[Interface dataset entries]
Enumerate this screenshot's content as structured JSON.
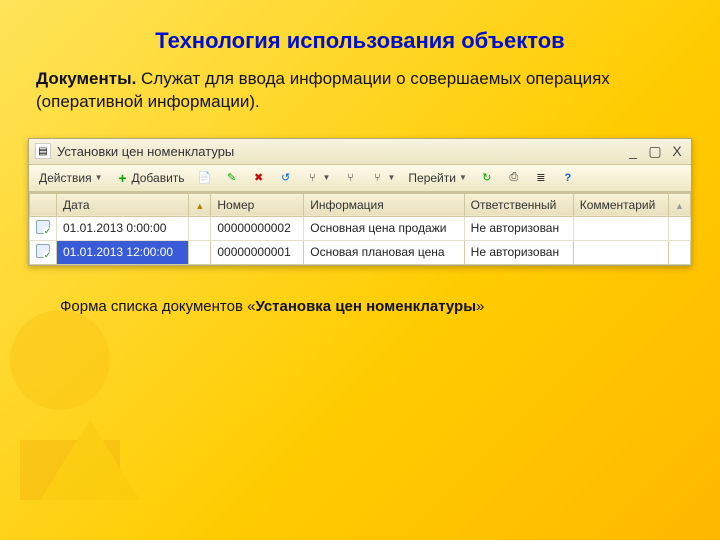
{
  "slide": {
    "title": "Технология использования объектов",
    "desc_bold": "Документы.",
    "desc_rest": " Служат для ввода информации о совершаемых операциях (оперативной информации).",
    "caption_lead": "Форма списка документов «",
    "caption_bold": "Установка цен номенклатуры",
    "caption_tail": "»"
  },
  "window": {
    "title": "Установки цен номенклатуры",
    "controls": {
      "min": "_",
      "restore": "▢",
      "close": "X"
    }
  },
  "toolbar": {
    "actions": "Действия",
    "add": "Добавить",
    "goto": "Перейти",
    "icons": {
      "copy": "📄",
      "edit": "✎",
      "delete": "✖",
      "refresh": "↺",
      "filter1": "⑂",
      "filter2": "⑂",
      "filter3": "⑂",
      "reload": "↻",
      "print": "⎙",
      "list": "≣",
      "help": "?"
    }
  },
  "table": {
    "headers": {
      "icon": "",
      "date": "Дата",
      "sort": "",
      "number": "Номер",
      "info": "Информация",
      "responsible": "Ответственный",
      "comment": "Комментарий",
      "scroll": ""
    },
    "rows": [
      {
        "date": "01.01.2013 0:00:00",
        "number": "00000000002",
        "info": "Основная цена продажи",
        "responsible": "Не авторизован",
        "comment": "",
        "selected": false
      },
      {
        "date": "01.01.2013 12:00:00",
        "number": "00000000001",
        "info": "Основая плановая цена",
        "responsible": "Не авторизован",
        "comment": "",
        "selected": true
      }
    ]
  }
}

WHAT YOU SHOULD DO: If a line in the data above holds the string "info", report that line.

ANSWER SPACE:
      "info": "Информация",
        "info": "Основная цена продажи",
        "info": "Основая плановая цена",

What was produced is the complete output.